Last Saturday, the Vice-President, Joseph Msika, announced that people would be given land "within hours". The official in charge of implementing the land reform programme confided it would take "at least four or five weeks".

This represents the view of technocrats. Some officials do want to allocate land in an orderly way by providing water and credit to the beneficiaries so that they can become productive farmers. But this takes time - a commodity which Mr Mugabe is running out of.

Critics argue that the President does not want to solve the land question, so as to keep what he sees as his trump card for the next election in 2002. Making grand announcements when it is obvious that nothing is actually happening on the ground does nothing to dispel that impression. A week down the road, with more farm invasions, more death threats and not a single person given land, those who have been squatting in makeshift shelters are only becoming more angry and frustrated.

And so are the farmers. Last week a group of farmers in Glendale, 40 miles north of Harare, went on strike. Over a breakfast of wholemeal toast and instant coffee, Richard Arkell said: "For the past five months, we've been wondering what was going to happen tomorrow. When we stopped work, at least we knew what tomorrow would bring. We had regained some control over our lives."
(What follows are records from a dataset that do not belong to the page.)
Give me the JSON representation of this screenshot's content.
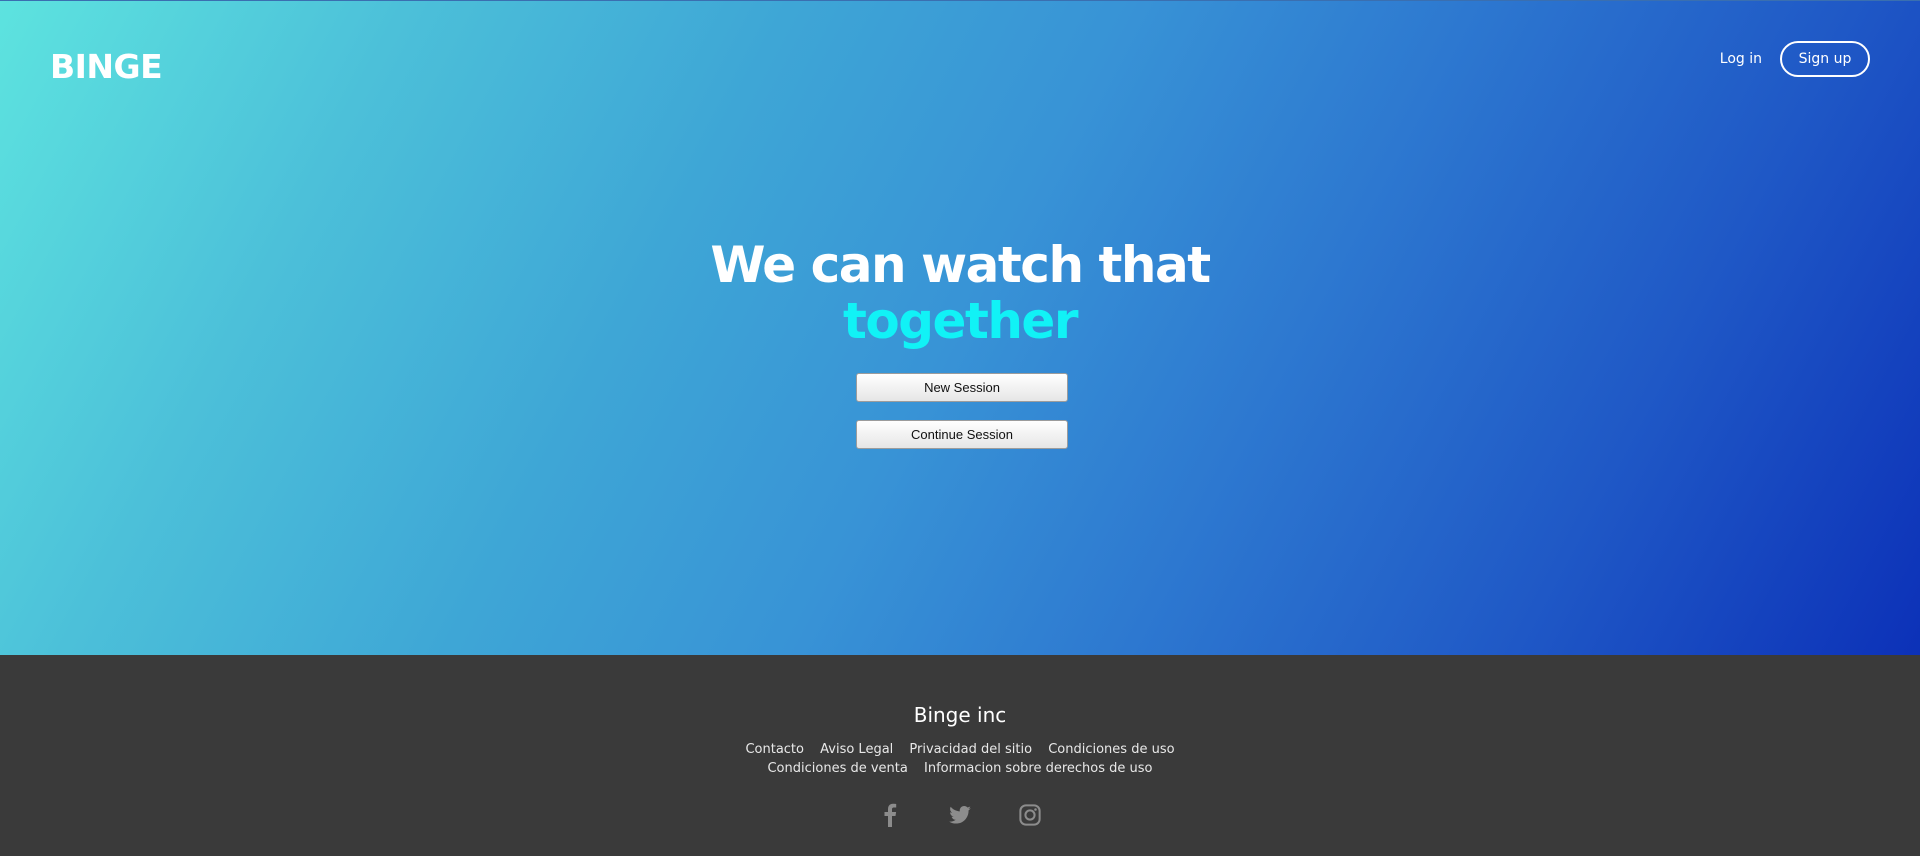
{
  "header": {
    "logo": "BINGE",
    "login_label": "Log in",
    "signup_label": "Sign up"
  },
  "hero": {
    "headline_line1": "We can watch that",
    "headline_line2": "together",
    "new_session_label": "New Session",
    "continue_session_label": "Continue Session"
  },
  "footer": {
    "company": "Binge inc",
    "links_row1": [
      "Contacto",
      "Aviso Legal",
      "Privacidad del sitio",
      "Condiciones de uso"
    ],
    "links_row2": [
      "Condiciones de venta",
      "Informacion sobre derechos de uso"
    ],
    "social_icons": [
      "facebook-icon",
      "twitter-icon",
      "instagram-icon"
    ]
  },
  "colors": {
    "accent": "#11f2f6",
    "gradient_start": "#5de3df",
    "gradient_end": "#0c31b8",
    "footer_bg": "#3a3a3a",
    "social_icon": "#8c8c8c"
  }
}
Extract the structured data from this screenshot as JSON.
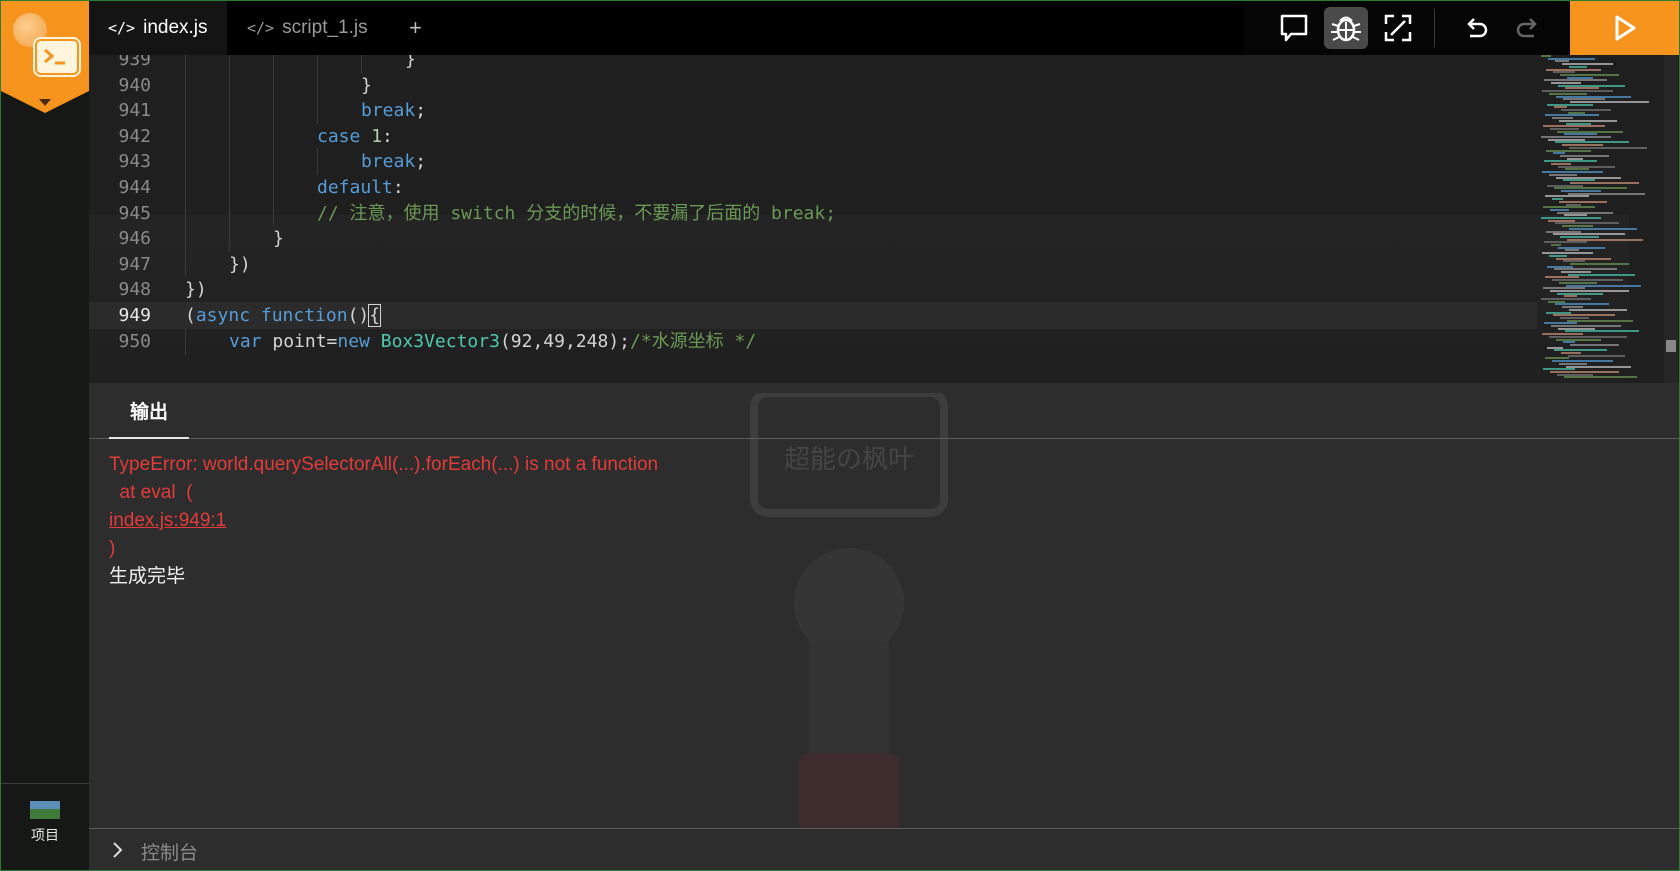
{
  "tabs": [
    {
      "icon": "code-icon",
      "label": "index.js",
      "active": true
    },
    {
      "icon": "code-icon",
      "label": "script_1.js",
      "active": false
    }
  ],
  "add_tab_label": "+",
  "toolbar": {
    "tools": [
      "comment-icon",
      "debug-icon",
      "expand-icon",
      "undo-icon",
      "redo-icon"
    ],
    "active_tool": "debug-icon",
    "run": "play-icon"
  },
  "editor": {
    "current_line": 949,
    "lines": [
      {
        "num": "939",
        "segments": [
          {
            "t": "}",
            "c": "p"
          }
        ]
      },
      {
        "num": "940",
        "segments": [
          {
            "t": "}",
            "c": "p"
          }
        ]
      },
      {
        "num": "941",
        "segments": [
          {
            "t": "break",
            "c": "kw"
          },
          {
            "t": ";",
            "c": "p"
          }
        ]
      },
      {
        "num": "942",
        "segments": [
          {
            "t": "case",
            "c": "kw"
          },
          {
            "t": " ",
            "c": "p"
          },
          {
            "t": "1",
            "c": "num"
          },
          {
            "t": ":",
            "c": "p"
          }
        ]
      },
      {
        "num": "943",
        "segments": [
          {
            "t": "break",
            "c": "kw"
          },
          {
            "t": ";",
            "c": "p"
          }
        ]
      },
      {
        "num": "944",
        "segments": [
          {
            "t": "default",
            "c": "kw"
          },
          {
            "t": ":",
            "c": "p"
          }
        ]
      },
      {
        "num": "945",
        "segments": [
          {
            "t": "// 注意，使用 switch 分支的时候，不要漏了后面的 break;",
            "c": "cmt"
          }
        ]
      },
      {
        "num": "946",
        "segments": [
          {
            "t": "}",
            "c": "p"
          }
        ]
      },
      {
        "num": "947",
        "segments": [
          {
            "t": "})",
            "c": "p"
          }
        ]
      },
      {
        "num": "948",
        "segments": [
          {
            "t": "})",
            "c": "p"
          }
        ]
      },
      {
        "num": "949",
        "segments": [
          {
            "t": "(",
            "c": "p"
          },
          {
            "t": "async",
            "c": "kw"
          },
          {
            "t": " ",
            "c": "p"
          },
          {
            "t": "function",
            "c": "kw"
          },
          {
            "t": "()",
            "c": "p"
          },
          {
            "t": "{",
            "c": "cursor"
          }
        ]
      },
      {
        "num": "950",
        "segments": [
          {
            "t": "var",
            "c": "kw"
          },
          {
            "t": " point=",
            "c": "p"
          },
          {
            "t": "new",
            "c": "kw"
          },
          {
            "t": " ",
            "c": "p"
          },
          {
            "t": "Box3Vector3",
            "c": "cls"
          },
          {
            "t": "(92,49,248);",
            "c": "p"
          },
          {
            "t": "/*水源坐标 */",
            "c": "cmt"
          }
        ]
      }
    ]
  },
  "output": {
    "tab_label": "输出",
    "error_message": "TypeError: world.querySelectorAll(...).forEach(...) is not a function",
    "error_at": "  at eval  (",
    "error_link": "index.js:949:1",
    "error_close": ")",
    "done_message": "生成完毕"
  },
  "sidebar": {
    "project_label": "项目"
  },
  "console": {
    "label": "控制台"
  },
  "watermark_text": "超能の枫叶",
  "colors": {
    "accent": "#f7941d",
    "error": "#e23b3b",
    "keyword": "#569cd6",
    "class": "#4ec9b0",
    "comment": "#6a9955"
  }
}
The authorities, grappling with an acute shortage of foreign exchange, know the importance of farms to the economy. Three days later, the police had begun to take action and the Glendale farmers began watering their wheat again, lifting the spectre of bread shortages later this year.
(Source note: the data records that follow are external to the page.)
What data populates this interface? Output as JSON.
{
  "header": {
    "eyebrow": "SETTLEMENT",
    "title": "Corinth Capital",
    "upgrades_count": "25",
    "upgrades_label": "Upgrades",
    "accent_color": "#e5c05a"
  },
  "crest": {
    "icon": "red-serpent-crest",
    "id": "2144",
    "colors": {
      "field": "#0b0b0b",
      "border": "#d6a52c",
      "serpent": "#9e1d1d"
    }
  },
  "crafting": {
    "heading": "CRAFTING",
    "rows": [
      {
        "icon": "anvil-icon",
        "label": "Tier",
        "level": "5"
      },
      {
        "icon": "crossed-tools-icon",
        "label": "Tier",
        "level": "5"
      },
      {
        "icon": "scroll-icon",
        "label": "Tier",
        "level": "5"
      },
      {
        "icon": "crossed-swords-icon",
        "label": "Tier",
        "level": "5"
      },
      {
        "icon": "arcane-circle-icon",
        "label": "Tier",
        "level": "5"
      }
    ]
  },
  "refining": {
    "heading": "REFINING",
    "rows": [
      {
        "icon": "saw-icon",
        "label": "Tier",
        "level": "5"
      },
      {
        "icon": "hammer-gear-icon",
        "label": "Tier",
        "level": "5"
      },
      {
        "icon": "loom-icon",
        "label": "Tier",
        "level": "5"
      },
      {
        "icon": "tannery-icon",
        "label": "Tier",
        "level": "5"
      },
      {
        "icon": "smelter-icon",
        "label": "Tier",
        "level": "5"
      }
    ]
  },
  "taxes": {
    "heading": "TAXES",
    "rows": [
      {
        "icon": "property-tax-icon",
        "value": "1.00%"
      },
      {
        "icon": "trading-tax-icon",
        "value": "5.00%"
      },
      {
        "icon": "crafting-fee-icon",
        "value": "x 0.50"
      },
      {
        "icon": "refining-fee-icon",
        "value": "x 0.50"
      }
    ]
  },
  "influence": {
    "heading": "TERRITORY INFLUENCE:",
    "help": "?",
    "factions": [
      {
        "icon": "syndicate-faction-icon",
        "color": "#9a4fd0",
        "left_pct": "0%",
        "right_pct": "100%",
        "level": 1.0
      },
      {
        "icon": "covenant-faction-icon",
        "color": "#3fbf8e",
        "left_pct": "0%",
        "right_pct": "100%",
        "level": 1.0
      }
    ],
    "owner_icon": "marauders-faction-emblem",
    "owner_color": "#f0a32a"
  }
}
Before the strike, government supporters had forced their way inside the gate of one of Mr Arkell's neighbours and lit fires on his front lawn, while singing war songs about killing whites. He ran for his life.

Mr Arkell knows that the police are not going to evict the squatters. "But we want to be able to carry on with our work. [Protesters] should remain 100 yards from our homes, they mustn't interfere with the farmers, our wives or workers, and they mustn't demand fuel, food, transport, or anything else."

The police agreed to these requests and are now asking farmers to lay charges against anyone stealing or being violent. Two squatters' leaders have been arrested. Others have moved to a corner of a nearby farm. They refuse to speak to reporters "until we receive instructions from our superiors". They live in shacks made from plastic sheets. A Zimbabwe flag flutters in the wind, while washing is hanging on a wire fence. From time to time they go into the wheat fields and drive pegs into the ground, marking out "their" plots. But as long as they don't demand the farm labourers stop work, farmers accept this as progress in Zimbabwe.

Farmers in other areas are following the Glendale example. Mr King's Dorking farm, which supplies Harare supermarkets with dairy produce, is 15 miles away. He and his neighbours went on a one-day strike last week. The next day he was issued with a 24-hour ultimatum to pack his bags.

But when the deadline expired and the squatters returned in a brand new pick-up truck, armed police were waiting for them. Mr King reflects: "Thank God they were here, otherwise who knows what would have happened?" He has received several death threats and, until the strike, the police did nothing.

After a three-hour meeting, Mr King agreed to give the squatters a portion of his farm. Although they said they would not stay to claim it, the situation was defused. But as one of his neighbours observed: "We're not farming any more. We're spending all our time dealing with these invasions."

Mr King says that Mr Mugabe now has a choice - he can either evict the war veterans or let them take over and destroy the country. "A week ago, we believed that he was prepared to let the country melt down. But his appointment of a government of technocrats has given us hope."